▶ **PROBLEM REQUIREMENTS**
Leaving out the pictures, write the following records exactly as they read.
(Beginning of SUPPLIED RECORDS)
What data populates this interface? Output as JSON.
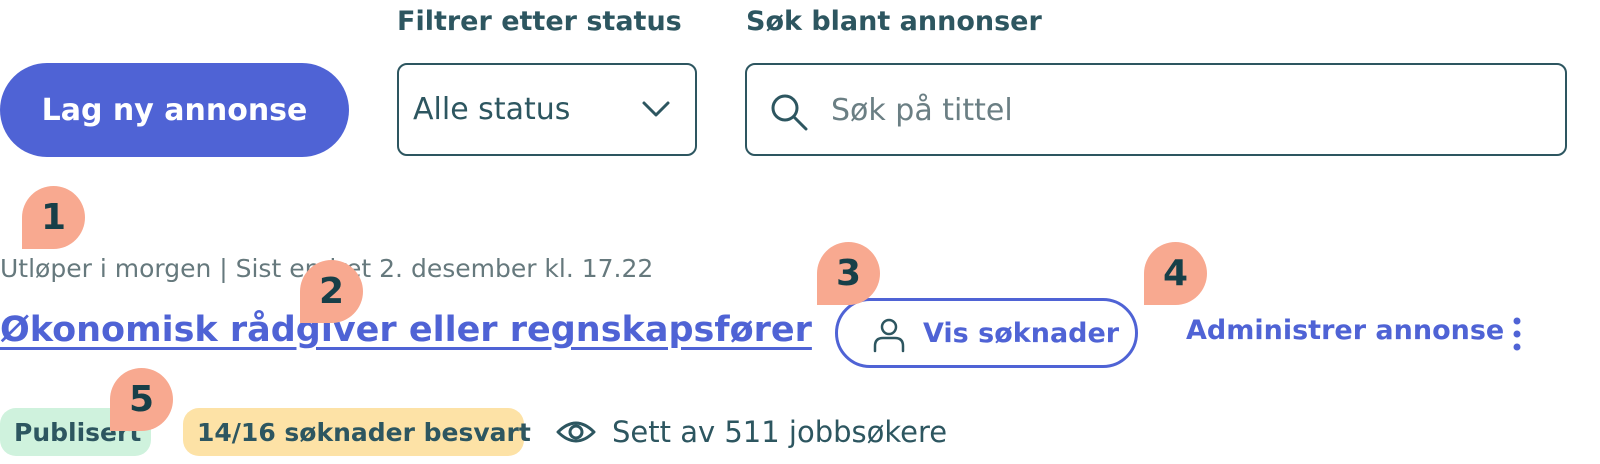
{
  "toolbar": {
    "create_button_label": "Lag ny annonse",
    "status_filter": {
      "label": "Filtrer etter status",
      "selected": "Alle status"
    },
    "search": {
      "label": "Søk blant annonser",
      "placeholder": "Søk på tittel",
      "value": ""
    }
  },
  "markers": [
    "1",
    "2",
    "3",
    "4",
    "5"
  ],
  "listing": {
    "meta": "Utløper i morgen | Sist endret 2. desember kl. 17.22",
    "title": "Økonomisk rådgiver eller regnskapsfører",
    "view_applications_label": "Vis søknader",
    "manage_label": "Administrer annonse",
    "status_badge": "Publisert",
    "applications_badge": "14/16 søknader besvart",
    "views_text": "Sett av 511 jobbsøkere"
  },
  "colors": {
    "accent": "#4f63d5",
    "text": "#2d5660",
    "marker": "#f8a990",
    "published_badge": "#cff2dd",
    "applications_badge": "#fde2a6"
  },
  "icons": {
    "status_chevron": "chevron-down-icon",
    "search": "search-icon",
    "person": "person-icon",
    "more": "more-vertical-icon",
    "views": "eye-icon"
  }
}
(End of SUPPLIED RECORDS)
▶ **EXPECTED ANSWER**
What data populates this interface? Output as JSON.
{
  "toolbar": {
    "create_button_label": "Lag ny annonse",
    "status_filter": {
      "label": "Filtrer etter status",
      "selected": "Alle status"
    },
    "search": {
      "label": "Søk blant annonser",
      "placeholder": "Søk på tittel",
      "value": ""
    }
  },
  "markers": [
    "1",
    "2",
    "3",
    "4",
    "5"
  ],
  "listing": {
    "meta": "Utløper i morgen | Sist endret 2. desember kl. 17.22",
    "title": "Økonomisk rådgiver eller regnskapsfører",
    "view_applications_label": "Vis søknader",
    "manage_label": "Administrer annonse",
    "status_badge": "Publisert",
    "applications_badge": "14/16 søknader besvart",
    "views_text": "Sett av 511 jobbsøkere"
  },
  "colors": {
    "accent": "#4f63d5",
    "text": "#2d5660",
    "marker": "#f8a990",
    "published_badge": "#cff2dd",
    "applications_badge": "#fde2a6"
  },
  "icons": {
    "status_chevron": "chevron-down-icon",
    "search": "search-icon",
    "person": "person-icon",
    "more": "more-vertical-icon",
    "views": "eye-icon"
  }
}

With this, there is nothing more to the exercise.